Note: names of participants have been changed for confidentiality
When considering my method and approach towards researching relationships, it’s evident from the onset that this can be considered a private subject. It’s definitely not something I can research through public observation, as considering the nature of online digital communication, it would require completely immoral and criminal hacking of text messages or Facebook accounts. And even so, relationships are such a constant, lengthy and complex human experience that basic observation won’t be enough to extract useful findings. Because of this, my best approach to researching this topic is through interviews, in order to discuss memories and emotional responses to people experiences of developing a relationship online.
I remember the day I told my mum that me and my boyfriend were officially dating she laughed. She asked me “Why does he have to ask you to be his girlfriend for it to be official? You’ve been seeing each other for months.” I also remember her refusing to accept it was our one-year anniversary because she believes it was months ago. This got me thinking about how much dating and relationships have changed over the generations. Mum and Dad never had a moment where they asked each other to be boyfriend/ girlfriend, and they originally met in person.
Photography is so important to ethnography, a photograph is simply the most instant, effective way to present a visual idea or observation, especially with the ease of the camera quality in our mobile phones.
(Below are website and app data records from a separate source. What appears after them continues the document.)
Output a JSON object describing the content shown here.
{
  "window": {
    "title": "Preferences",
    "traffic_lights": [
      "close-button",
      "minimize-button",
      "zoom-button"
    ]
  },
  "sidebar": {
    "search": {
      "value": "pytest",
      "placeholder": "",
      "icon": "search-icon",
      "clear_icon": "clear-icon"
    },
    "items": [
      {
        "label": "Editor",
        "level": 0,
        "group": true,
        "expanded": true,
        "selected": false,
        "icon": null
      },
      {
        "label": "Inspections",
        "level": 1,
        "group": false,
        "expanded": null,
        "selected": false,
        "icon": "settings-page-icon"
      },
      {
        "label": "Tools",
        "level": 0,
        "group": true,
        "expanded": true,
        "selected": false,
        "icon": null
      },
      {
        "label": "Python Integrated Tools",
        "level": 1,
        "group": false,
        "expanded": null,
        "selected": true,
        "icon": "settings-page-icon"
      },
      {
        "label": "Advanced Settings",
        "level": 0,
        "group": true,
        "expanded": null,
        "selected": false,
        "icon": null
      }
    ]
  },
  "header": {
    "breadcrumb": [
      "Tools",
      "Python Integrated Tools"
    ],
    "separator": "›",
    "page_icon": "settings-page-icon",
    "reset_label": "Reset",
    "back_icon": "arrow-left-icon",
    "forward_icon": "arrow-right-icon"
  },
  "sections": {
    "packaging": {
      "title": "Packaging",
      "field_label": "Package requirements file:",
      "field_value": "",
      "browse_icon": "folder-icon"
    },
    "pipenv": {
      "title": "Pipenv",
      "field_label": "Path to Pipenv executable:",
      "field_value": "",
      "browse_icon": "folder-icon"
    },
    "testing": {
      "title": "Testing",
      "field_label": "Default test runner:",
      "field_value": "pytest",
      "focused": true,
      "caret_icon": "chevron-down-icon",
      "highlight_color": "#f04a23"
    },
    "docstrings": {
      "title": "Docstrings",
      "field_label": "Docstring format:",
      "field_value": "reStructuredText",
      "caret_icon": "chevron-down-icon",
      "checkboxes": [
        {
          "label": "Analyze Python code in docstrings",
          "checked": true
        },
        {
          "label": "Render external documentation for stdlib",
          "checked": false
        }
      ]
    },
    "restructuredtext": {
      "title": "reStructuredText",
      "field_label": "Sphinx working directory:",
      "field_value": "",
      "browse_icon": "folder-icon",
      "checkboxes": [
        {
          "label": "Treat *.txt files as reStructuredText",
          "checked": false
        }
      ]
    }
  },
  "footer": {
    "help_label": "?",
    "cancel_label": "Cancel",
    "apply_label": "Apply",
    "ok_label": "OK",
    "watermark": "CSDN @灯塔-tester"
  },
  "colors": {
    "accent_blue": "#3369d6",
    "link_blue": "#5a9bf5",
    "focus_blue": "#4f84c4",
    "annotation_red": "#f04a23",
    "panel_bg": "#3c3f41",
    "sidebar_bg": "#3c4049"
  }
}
It gives the researcher something to look back on when presenting findings which is clear and concise to their point.
After working in a specific workplace for a while, you begin to adjust to the patterns within the workplace, what happens and at what time, when to complete tasks and when to anticipate busy periods. Being aware of these patterns not only helps you complete tasks more efficiently, but it creates a united culture within employees, as you all become aware of the same patterns and you are able to work together to further improve the resulting efficiency. Along with learning patterns within the function of the workplace, you also become familiar with the common stakeholders within your job, most commonly, your colleagues and your customers.
Through a shameless blog stalk, I’ve noticed how students within BCM241 are becoming a lot more aware of the patterns between people and their media usage, they are becoming critical of what they see, paying attention to detail and asking questions: “Why are things the way they are?” After asking this, a motive is constructed, and a desire to find out more is formed. They begin figuring out ways to find the answer by asking: “How can I research this?”
The release of the augmented reality mobile game Pokémon Go created a huge phase of obsession as it broke records, with more people playing it than people using twitter. (Geist) But as quickly as the game boomed in popularity, it soon died out as a trend, leaving only truly enthused players left to continue. The duration of my gameplay was somewhere in the middle of these two groups, I certainly kept playing for a long time after the initial hype died out, as people would often say to me, “Oh, do you still play that? I didn’t think anyone played it anymore. I totally forgot it existed.” I probably played for a bit over a year all together, until my phone’s GPS stopped working properly, making it impossible for me to play as this feature was vital to the function of the game. Deep down I was kind of relived, it gave me no choice but to stop playing a game that would drain my battery, force me to never look up from my phone, and prevent me from using other important features on my phone.
Making it to the movies on time on Thursday night depended on three limitations. Torsten Hägerstrand explores these “constraints” and how important they are to human activity, especially social activity. Capability was my main challenge, which “refer(s) to the limitations on human movement due to physical or biological factors” (Corbett 2001). Was I able to leave university at 4:30, pick up my boyfriend and drive to Miranda in time for a 6:40 screening? Only just. Luckily my coupling limitation was a lot simpler, Luke only works during the day, so he is always available to go out during the evening. And finally, “an authority constraint is an area controlled by certain people that set limits on access.”(Corbett 2001). We purchased tickets, even though no one ever checks our tickets since the cinema was renovated and moved a few years ago. And funnily enough, I had a split-second moment where I was unsure if I was allowed in an MA movie, even though I’ve been of-age for four years now.
Have you ever had a moment of panic or slight unease when you are separated from your phone? Hermann Bausinger explained that some technology can be “distinguished by the fact that they rapidly take on the character of artificial limbs” (Bausinger 1984) And when considering a mobile phone as a part of your everyday, or even every minute it’s safe to consider it one kind of “artificial limb”. Sherry Turkle draws on this too, observing that her daughter “sleeps with her cellphone, so do I.” (Turkle 2012) Bausinger used the newspaper as an example of this attachment we have to technology, describing peoples’ worry if a newspaper wasn’t delivered that day, the dilemma is “a question of the missing content of the newspaper, or isn’t it rather that one misses the newspaper itself? Because the newspaper is part of it, reading it proves that the breakfast-time world is still in order-hence the newspaper is a mark of confirmation” (Bausinger 1984) When considering this, media such as newspaper or our mobile phones may not always be desired for its content, but for its comfort as it contributes to our everyday, our rituals. This is further proven when you realise that sometimes you go on your phone even if you haven’t been contacted or don’t desire to make contact yourself.